• _EXERCISE DETAILS_
The line count for "DILA" is all that is needed: say how many lines in the listing below contain it.

• _MATERIAL SHOWN_
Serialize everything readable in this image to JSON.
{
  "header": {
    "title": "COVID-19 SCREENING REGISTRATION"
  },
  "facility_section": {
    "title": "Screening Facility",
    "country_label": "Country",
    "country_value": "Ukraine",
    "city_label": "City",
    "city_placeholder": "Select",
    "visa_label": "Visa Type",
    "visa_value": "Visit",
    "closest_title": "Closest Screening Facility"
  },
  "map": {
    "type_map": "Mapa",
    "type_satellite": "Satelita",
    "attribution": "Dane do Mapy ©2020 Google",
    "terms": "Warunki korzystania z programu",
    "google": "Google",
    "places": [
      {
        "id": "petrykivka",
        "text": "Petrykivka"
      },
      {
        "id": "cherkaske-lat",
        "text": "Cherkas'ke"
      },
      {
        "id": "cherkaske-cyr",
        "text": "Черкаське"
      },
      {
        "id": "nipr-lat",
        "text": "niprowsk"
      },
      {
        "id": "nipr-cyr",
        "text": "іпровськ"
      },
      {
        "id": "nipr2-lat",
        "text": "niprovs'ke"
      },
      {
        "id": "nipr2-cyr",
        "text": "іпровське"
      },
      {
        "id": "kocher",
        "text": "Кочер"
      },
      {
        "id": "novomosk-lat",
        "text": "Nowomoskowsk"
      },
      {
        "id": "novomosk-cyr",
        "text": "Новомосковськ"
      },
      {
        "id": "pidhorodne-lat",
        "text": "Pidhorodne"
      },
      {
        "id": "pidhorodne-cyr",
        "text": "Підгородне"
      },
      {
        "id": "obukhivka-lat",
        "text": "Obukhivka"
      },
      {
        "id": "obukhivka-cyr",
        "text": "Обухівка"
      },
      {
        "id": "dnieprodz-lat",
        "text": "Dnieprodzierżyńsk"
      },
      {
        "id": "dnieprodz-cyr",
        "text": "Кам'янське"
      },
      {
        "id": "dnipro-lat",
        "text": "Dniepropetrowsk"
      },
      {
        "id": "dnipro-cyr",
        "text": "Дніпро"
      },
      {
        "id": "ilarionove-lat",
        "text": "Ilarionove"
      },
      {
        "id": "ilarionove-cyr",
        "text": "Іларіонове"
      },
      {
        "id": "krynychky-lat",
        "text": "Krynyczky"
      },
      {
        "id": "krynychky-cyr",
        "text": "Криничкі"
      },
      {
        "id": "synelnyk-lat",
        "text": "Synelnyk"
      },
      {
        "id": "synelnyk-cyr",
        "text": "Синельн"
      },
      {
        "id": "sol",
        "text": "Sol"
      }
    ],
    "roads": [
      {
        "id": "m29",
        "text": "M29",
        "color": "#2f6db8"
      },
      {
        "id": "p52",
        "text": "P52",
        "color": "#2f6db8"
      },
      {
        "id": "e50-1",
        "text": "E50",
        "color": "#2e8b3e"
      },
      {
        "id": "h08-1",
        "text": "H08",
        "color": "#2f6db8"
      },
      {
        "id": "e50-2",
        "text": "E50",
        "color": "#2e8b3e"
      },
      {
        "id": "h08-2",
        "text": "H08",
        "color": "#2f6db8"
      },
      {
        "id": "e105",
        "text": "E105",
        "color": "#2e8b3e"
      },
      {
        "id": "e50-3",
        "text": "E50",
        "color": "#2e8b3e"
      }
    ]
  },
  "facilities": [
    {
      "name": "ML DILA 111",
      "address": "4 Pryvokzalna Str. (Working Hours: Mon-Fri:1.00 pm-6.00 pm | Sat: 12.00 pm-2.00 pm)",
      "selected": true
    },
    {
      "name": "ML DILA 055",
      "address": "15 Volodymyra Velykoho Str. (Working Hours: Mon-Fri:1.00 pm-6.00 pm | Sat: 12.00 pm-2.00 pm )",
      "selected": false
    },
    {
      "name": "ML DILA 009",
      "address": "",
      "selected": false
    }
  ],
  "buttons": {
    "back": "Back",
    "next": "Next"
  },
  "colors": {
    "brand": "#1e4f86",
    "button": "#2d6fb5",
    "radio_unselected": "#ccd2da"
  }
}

• _WRITTEN RESPONSE_
3